> **Problem to work on**
Each line in the listing below that contains "talla" should be returned.

*** Records provided ***

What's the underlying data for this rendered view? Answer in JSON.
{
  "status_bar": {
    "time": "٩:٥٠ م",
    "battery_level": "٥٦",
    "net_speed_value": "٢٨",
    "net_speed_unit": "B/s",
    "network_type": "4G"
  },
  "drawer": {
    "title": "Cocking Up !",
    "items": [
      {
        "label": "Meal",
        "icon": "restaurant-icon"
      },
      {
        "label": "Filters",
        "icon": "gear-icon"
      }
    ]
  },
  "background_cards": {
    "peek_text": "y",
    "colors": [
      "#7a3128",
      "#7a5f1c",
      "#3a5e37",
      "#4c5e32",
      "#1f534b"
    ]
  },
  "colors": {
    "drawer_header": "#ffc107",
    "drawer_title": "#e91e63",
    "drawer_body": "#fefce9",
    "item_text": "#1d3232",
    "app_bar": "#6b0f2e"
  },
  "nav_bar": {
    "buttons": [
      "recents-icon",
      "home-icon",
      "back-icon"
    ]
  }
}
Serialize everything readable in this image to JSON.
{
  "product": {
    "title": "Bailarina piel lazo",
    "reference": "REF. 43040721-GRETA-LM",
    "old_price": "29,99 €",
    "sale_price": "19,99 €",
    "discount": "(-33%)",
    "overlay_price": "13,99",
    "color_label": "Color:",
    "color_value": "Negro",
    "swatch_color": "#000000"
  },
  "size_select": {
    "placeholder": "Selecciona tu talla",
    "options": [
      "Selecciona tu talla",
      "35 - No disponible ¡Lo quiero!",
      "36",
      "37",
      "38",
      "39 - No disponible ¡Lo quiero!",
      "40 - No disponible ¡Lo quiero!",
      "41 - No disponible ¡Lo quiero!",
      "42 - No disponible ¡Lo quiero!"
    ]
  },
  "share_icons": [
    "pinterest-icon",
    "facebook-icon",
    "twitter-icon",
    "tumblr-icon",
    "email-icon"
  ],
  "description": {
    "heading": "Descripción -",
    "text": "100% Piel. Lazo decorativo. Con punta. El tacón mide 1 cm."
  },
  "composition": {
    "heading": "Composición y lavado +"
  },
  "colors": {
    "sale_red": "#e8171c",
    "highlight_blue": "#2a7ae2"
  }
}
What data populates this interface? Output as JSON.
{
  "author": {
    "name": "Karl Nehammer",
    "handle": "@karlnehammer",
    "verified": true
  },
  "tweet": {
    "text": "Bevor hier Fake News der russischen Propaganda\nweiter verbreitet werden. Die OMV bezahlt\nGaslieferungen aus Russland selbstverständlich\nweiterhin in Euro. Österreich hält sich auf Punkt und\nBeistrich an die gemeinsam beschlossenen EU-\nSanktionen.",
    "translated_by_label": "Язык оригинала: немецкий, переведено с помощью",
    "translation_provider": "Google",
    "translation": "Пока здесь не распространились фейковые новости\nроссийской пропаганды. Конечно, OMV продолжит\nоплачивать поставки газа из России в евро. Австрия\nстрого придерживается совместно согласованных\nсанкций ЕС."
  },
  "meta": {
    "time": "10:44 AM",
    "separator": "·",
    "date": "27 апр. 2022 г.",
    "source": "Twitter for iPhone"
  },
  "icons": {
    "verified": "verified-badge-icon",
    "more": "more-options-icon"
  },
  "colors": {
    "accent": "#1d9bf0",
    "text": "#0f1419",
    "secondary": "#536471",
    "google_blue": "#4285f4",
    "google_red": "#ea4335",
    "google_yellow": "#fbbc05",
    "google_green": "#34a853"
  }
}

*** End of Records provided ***

> **Output**
    "placeholder": "Selecciona tu talla",
      "Selecciona tu talla",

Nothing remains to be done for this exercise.